Then a new kind of problem emerges when you attend PL that comes in the form of a conference that spans multiple days. In these contexts, sessions may be broken up and delivered in many smaller chunks, which goes a way toward helping the attention problem. But then the situation arises where your mind becomes filled with so many excellent concepts and new ideas to implement, in isolation from opportunities to actually trial those ideas in the classroom and assess their value for day-to-day teaching.
Incidentally, this is why “lunchroom dialogue” is so vital to teachers; it is where short conversations about effective and ineffective practice can be held, new ideas are raised and proposed, and then the avenue for trialling those ideas is immediately presented when the bell goes and everyone needs to head to their next class. In these kinds of situations, there is a very short distance for the entire idea-implementation-feedback loop and so learning happens rapidly. When attending a PL conference, the loop widens dramatically and new teaching ideas tend to get stored away in the resource filing cabinet of our brain, marked as “to be referred to at a later date” – whether or not that ever actually happens. Our minds also aren’t as sharply attuned to the strengths and weaknesses of new ideas being presented, because we are divorced by time and physical distance from our classrooms where these ideas can be implemented. When you’re in middle of the kitchen with pots boiling all around you, cooking techniques take on a new urgency and importance.
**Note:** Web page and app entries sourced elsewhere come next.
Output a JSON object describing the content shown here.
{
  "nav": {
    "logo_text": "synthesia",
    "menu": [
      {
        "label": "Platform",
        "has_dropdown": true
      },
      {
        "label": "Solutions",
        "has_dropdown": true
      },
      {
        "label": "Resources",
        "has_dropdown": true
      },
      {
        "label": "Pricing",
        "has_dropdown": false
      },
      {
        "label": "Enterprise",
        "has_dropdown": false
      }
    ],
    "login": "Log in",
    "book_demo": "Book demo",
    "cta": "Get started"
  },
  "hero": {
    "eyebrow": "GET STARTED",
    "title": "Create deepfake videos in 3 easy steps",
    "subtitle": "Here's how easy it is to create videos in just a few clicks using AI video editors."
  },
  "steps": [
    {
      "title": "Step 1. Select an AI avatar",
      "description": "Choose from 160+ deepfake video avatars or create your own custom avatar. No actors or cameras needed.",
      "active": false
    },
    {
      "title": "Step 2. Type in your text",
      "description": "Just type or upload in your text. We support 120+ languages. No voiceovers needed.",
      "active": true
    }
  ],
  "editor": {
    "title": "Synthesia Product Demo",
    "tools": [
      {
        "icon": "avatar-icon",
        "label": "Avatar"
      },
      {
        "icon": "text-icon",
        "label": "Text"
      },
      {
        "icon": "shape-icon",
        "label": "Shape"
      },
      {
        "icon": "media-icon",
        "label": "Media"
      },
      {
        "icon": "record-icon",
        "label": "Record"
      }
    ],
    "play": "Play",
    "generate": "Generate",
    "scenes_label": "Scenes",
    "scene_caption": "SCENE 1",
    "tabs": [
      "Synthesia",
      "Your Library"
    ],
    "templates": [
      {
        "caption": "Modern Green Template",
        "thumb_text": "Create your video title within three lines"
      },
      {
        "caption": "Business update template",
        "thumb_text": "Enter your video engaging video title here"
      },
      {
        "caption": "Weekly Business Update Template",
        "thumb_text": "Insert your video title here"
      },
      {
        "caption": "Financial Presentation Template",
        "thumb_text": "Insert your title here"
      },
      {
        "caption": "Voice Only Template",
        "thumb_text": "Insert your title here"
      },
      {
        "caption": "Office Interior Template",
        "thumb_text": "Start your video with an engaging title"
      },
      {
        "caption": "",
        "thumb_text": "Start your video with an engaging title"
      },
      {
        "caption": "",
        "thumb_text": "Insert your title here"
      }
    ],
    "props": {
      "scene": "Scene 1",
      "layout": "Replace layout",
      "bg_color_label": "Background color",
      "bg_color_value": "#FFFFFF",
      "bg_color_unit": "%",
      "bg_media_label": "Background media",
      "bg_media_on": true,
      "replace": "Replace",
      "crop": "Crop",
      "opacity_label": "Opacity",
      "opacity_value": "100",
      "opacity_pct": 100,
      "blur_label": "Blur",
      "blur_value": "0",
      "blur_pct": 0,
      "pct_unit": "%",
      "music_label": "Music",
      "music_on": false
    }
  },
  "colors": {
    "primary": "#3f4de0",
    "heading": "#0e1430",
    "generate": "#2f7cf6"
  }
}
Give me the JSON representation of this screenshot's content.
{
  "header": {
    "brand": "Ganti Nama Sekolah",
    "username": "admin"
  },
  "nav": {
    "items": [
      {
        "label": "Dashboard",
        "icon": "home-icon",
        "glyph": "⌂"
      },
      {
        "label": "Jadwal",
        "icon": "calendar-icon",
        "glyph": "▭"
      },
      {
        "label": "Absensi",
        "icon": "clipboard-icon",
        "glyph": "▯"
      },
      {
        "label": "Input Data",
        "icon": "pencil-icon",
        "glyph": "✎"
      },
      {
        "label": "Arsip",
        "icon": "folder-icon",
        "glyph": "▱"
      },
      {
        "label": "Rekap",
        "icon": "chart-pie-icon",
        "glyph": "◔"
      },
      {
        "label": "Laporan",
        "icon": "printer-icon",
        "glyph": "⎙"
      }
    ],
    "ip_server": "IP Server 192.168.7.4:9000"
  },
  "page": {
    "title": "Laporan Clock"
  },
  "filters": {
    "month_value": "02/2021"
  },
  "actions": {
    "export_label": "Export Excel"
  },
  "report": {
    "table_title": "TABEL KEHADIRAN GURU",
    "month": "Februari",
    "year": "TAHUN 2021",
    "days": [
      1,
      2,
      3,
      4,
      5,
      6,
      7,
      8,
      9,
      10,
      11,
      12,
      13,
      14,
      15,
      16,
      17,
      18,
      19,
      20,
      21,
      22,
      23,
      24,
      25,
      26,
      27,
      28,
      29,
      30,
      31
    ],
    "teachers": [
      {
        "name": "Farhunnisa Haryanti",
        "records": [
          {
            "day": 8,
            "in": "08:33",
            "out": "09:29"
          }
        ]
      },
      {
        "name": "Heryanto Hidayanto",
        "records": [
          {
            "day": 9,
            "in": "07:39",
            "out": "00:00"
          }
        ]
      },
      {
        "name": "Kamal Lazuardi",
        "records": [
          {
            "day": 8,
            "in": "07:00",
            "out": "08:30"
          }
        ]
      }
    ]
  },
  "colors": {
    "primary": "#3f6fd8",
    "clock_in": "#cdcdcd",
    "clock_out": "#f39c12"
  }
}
For online video, 15 minutes is a long time. 4 minutes is common and 9 minutes is about the median for educational content. Obviously this means that complicated ideas need several videos to develop, but in practice this seems to work just fine with our brain’s inclination toward instant gratification. These lengths are far more manageable than a day-long or days-long course; they allow us to process the ideas and try them out in the real world before rejecting them or coming back for more.
In years gone past, the phrase “online learning” was synonymous with text and images. The internet was essentially a parallel medium to the textbook, and the reason was technological limitation more than anything else. Other kinds of data, namely audio and video, were too large to practically transfer along an internet connection, when it first became feasible it was difficult to imagine anyone streaming video along an internet connection that a regular family could afford. And yet with broadband internet as fast and cheap as it is now (even without the NBN), Youtube is one of the most trafficked sites on the entire internet (smart move by Google to buy it back in 2006).
Online PL is yet to catch up. Today, teachers across the state have to go through mandatory anaphylaxis and emergency care training, and the online sessions are all carried out through text. That isn’t necessarily a bad thing, but certain parts of the refresher course would be ideal to be presented through online video – a human presenter is far more engaging than reading text, especially for the kind of content that this course includes. People view online PL as a very impersonal kind of medium, and it certainly is not as personal as actual human contact (that is true by definition) – but if video is used effectively, it can be far more personal than a straight body of text. It allows for better delivery of tone and body language, all of which is critical to human communication. In fact, effectively designed short-form video can be a very close analog to the kind of brief lunchtime conversation that I mentioned before.
So, in conclusion – does online video have something to offer to professional learning? I think it has plenty. Who will devote the time and resources to explore that reality? Now that’s the question we must all ask ourselves.